__What to do__.
Throughout the entries below, report every line where "count" is found.

__Material for this exercise__.
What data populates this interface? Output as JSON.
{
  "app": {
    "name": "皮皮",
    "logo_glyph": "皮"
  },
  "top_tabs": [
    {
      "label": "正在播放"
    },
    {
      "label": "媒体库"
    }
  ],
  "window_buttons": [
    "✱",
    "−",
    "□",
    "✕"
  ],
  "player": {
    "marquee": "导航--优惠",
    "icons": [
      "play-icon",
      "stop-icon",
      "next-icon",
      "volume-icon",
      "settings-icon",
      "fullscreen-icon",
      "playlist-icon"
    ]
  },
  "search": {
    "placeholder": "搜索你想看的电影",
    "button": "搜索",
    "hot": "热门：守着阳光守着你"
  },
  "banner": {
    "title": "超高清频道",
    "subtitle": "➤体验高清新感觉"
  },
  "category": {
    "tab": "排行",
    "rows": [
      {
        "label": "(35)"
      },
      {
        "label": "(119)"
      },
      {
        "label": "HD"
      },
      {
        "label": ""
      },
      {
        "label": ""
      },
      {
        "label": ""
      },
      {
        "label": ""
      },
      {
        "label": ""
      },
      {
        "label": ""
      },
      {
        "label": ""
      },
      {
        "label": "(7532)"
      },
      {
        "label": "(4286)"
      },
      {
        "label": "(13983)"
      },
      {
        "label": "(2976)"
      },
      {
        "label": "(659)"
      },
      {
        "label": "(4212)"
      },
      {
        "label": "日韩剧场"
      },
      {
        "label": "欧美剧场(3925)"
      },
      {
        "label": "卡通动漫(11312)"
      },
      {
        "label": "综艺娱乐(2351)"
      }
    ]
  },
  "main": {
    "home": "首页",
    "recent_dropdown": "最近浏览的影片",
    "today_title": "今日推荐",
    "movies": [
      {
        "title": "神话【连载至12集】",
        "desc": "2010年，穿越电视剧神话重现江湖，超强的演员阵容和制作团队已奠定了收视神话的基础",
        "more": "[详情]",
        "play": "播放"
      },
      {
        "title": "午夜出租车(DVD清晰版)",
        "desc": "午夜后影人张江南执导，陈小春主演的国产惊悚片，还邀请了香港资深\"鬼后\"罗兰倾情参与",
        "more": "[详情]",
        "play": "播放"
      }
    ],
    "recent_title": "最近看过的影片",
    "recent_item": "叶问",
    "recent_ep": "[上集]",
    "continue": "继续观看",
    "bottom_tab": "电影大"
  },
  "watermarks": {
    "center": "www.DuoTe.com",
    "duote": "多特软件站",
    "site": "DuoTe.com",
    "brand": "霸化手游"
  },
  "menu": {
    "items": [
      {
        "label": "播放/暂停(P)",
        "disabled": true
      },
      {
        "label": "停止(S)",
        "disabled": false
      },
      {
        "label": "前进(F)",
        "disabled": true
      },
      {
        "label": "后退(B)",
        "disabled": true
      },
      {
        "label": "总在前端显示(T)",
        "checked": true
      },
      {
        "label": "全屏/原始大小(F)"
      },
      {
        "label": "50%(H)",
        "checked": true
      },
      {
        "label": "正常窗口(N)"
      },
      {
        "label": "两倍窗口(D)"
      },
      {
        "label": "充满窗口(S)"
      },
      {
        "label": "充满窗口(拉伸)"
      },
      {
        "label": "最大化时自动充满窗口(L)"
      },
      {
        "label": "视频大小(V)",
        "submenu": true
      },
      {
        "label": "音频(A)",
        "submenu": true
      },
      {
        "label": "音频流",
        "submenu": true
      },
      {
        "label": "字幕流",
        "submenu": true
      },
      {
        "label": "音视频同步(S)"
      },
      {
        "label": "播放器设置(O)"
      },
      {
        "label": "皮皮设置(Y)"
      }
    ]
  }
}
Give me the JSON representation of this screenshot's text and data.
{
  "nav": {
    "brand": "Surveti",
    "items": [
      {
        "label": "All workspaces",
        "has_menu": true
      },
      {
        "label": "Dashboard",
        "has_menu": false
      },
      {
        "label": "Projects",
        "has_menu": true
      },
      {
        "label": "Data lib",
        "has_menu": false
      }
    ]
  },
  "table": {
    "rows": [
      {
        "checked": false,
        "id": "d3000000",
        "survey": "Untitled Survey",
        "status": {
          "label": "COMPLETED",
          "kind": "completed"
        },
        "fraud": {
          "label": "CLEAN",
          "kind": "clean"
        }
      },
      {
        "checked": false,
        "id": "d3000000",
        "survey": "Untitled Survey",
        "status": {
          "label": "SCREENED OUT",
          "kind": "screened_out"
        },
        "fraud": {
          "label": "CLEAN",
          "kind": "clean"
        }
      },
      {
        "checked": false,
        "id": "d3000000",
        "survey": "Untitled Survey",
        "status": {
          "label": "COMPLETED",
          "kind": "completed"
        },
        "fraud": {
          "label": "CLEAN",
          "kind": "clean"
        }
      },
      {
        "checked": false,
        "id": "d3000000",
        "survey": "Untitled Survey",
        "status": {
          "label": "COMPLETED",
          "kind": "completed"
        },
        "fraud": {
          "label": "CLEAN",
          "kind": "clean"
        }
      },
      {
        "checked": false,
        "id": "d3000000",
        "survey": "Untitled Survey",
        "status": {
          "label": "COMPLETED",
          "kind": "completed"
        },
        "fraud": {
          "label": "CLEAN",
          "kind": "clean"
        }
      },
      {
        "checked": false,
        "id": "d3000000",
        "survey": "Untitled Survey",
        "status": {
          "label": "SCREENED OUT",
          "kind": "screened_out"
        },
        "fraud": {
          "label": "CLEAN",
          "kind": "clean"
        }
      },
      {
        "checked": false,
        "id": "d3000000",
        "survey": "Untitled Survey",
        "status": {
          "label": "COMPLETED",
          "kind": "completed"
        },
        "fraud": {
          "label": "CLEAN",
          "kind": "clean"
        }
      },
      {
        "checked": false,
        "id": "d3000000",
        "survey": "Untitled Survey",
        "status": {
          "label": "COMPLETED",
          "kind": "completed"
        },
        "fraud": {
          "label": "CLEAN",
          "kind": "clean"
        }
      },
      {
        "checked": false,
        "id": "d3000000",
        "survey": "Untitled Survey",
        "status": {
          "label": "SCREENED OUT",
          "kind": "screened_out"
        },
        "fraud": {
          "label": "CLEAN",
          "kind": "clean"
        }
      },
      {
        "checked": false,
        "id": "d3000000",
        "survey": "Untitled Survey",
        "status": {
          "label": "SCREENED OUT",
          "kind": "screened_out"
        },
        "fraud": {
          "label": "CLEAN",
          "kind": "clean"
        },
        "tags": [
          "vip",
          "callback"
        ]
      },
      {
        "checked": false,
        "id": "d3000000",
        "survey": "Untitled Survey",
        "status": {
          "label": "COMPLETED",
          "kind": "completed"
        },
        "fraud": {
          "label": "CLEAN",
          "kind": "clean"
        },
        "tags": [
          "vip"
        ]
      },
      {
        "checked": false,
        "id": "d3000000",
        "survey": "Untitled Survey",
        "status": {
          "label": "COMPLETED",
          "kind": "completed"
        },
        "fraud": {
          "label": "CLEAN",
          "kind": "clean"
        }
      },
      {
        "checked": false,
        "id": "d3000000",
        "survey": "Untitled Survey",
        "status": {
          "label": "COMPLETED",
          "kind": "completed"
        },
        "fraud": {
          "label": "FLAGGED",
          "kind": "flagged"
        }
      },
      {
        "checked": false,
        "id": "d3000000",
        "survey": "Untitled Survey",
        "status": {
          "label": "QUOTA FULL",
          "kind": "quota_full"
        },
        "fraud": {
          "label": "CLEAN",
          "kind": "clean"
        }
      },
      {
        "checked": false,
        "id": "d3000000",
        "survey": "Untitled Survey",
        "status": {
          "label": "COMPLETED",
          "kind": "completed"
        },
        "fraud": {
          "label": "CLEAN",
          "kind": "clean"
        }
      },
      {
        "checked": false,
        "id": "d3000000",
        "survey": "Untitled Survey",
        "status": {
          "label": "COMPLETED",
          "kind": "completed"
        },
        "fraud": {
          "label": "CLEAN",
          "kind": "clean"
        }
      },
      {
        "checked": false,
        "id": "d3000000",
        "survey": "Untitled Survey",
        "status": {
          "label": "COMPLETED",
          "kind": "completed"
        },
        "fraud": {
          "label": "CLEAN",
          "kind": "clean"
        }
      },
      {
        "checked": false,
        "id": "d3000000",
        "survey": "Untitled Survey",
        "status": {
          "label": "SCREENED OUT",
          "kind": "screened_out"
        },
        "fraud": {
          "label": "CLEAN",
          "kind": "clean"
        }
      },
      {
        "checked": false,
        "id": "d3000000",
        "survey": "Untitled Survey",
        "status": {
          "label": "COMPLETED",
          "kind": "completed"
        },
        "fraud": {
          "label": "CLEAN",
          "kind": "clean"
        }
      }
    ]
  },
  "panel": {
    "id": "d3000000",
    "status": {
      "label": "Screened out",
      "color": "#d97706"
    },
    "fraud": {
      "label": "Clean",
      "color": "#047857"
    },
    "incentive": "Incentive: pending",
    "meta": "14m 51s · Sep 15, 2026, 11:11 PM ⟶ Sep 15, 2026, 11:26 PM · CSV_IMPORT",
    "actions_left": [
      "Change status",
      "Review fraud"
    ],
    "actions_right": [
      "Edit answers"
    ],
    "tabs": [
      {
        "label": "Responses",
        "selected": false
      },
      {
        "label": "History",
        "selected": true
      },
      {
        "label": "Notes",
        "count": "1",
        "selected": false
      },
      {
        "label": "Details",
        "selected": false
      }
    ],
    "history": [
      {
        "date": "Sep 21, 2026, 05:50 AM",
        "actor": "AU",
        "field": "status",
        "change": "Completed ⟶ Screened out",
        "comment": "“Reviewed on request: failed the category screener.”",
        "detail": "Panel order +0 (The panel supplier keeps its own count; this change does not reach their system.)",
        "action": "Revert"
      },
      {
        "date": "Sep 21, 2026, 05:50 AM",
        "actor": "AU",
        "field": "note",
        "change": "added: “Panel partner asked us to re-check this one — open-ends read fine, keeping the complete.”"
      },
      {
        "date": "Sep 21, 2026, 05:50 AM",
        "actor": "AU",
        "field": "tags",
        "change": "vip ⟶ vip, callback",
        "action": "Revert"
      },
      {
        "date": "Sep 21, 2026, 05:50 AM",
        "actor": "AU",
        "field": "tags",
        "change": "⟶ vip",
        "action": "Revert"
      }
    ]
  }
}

__Task output__.
        "count": "1",
        "detail": "Panel order +0 (The panel supplier keeps its own count; this change does not reach their system.)",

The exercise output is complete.